Python is a flexible programming language that gives you a lot of power in MacOS. We'll look at four methods of setting up Python on MacOS.
- Using pre-packaged system Python
- Using the official Python.org installer
- Using Homebrew to install
- Compiling Python from source
Python installation methods
Let's review some of the different options for installing Python on MacOS.
Use system Python (Not recommended)
The latest version of MacOS comes with Python 3 but there are a number of reasons I recommend not using it:
- It will be older version than latest version
- It will not come with the Tk gui package
- It will not have the IDLE editor
- The system uses the packages, so you will have to be careful what you install and use sudo, or do user-only package installs for pip, or create a venv - nothing wrong with creating a venv and adding it to your
.zshrcto use it all the time
Official Python.org installer (Recommended for everyone)
The official Python installer is the easiest and also provides the latest version with all of the goodies like IDLE and Tkinter. To get the installer, go to Python.org and download the version for your system. You can also find the documentation there.
- Will come with documentation, IDLE editor, and Python Launcher applications to your app menu
- The Python launcher can be used to execute Python (
.pyw) scripts from the Finder
- Installs to a path similar to
- You can run it using
If you need to set up your
PATH, you can add a line like this to your
Using Homebrew (Recommended for advanced)
You can use the Homebrew package manager to install Python. Install with the following command:
brew install python3
This installs to:
/usr/local/Cellar/python which the interpreter symlinked at
/usr/local/bin/python3 and idle symlinked at
Compiling Python from source code (Recommended for advanced)
Compiling Python from source is a lot more work but can get you the latest development version of Python. You will have to take many additional things in to consideration like which extensions to include and what options to set. It can be a good exercise in learning. I have a dedicated tutorial about Building Python from Source.
You can run a few commands to help identify the installed Python versions and which one
will be run by default when only running
python3 without the full absolute path.
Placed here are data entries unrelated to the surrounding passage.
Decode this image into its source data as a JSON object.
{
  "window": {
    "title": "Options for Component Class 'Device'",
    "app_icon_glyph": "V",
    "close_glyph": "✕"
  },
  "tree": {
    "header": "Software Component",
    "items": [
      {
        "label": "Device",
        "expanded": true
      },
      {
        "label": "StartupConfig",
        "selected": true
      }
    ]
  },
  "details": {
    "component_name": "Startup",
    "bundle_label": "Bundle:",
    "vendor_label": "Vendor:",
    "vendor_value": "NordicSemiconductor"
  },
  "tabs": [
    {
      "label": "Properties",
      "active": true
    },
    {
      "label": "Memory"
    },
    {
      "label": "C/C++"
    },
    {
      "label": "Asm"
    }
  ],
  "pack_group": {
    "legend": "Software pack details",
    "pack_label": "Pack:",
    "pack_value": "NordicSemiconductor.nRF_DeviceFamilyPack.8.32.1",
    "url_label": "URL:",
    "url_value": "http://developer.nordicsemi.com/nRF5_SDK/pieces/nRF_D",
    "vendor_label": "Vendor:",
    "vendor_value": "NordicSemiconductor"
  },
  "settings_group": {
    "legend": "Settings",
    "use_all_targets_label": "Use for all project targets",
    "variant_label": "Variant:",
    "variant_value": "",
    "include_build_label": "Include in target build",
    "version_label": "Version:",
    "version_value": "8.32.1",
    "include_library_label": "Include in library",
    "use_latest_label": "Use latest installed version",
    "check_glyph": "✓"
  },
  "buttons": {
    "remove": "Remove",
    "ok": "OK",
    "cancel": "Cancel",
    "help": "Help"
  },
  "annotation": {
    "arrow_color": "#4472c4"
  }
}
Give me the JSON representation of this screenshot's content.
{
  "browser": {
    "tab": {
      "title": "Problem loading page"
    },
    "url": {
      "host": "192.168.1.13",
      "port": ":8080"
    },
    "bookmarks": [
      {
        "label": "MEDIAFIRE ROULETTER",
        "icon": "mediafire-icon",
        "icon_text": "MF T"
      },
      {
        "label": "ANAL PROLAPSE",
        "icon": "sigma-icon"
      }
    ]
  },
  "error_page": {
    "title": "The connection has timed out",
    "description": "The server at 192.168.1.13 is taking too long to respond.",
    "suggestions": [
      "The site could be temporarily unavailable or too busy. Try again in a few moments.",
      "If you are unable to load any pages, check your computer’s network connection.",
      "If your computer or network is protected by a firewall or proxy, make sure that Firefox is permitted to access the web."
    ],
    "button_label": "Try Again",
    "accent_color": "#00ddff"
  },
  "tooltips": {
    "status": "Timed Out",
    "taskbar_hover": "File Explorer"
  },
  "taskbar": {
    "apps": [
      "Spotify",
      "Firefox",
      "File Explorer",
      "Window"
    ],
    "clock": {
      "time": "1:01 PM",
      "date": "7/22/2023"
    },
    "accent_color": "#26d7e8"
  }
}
# See all `python3` executables available where python3 # See the default/primary `python3` on the `PATH` which python3 # See what version of Python is run python3 --version
Notes about multiple installations
It is possible to have multiple versions of Python installed. In addition to the system Python 2 and Python 3, you can also have Python 3 installed from the official Python.org installer as well as Homebrew's Python 3 all at once. It can get confusing and you may accidently install a package to one version of Python while your IDE is using a different version.
They can all co-exist if you know what you are doing, but I recommend choosing either the Homebrew method or the official installer and not both. I prefer the official installer.
You can use
where python3 or
where idle3 to see which executables you have available in your path.
# Where which executables are available where python3 where idle3
/usr/bin/python3 is the system Python, and the one you want to avoid using. Homebrew and the official Python installer will both symlink executables to
/usr/local/bin/python3 depending on which one was installed last.
The system Python (in
/usr/bin/) may end up in your
PATH environment variable before your installed version (in
/usr/local/bin/). This is one reason I recommend creating a virtual environment and explicitly activate it (see the next section on virtual environment).
If you want to modify your path so one Python has precedence over the other, you can update your
PATH in your
.bashrc file to put the preferred directory before the rest of your path:
Recommended: Create a virtual environment
Due to the confusion mentioned in the previous section, it can be very helpful to create a virtual environment.
To learn more about virtual environments see my Virtual Environments Tutorial.
Here is a simple example of how to create a virtual environment.
# Create a virtual environment cd $HOME python3 -m venv myvenv
Then to activate the virtual environment, you could run the following command.
You can also add the line to your
$HOME/.zshrc file to load the virtual environment automatically on shell load.
# Activate virtual environment source $HOME/myvenv/bin/activate
After reading this guide, you should have a good understanding of what methods are available to get Python 3 on your MacOS system as well as how to manage multiple versions.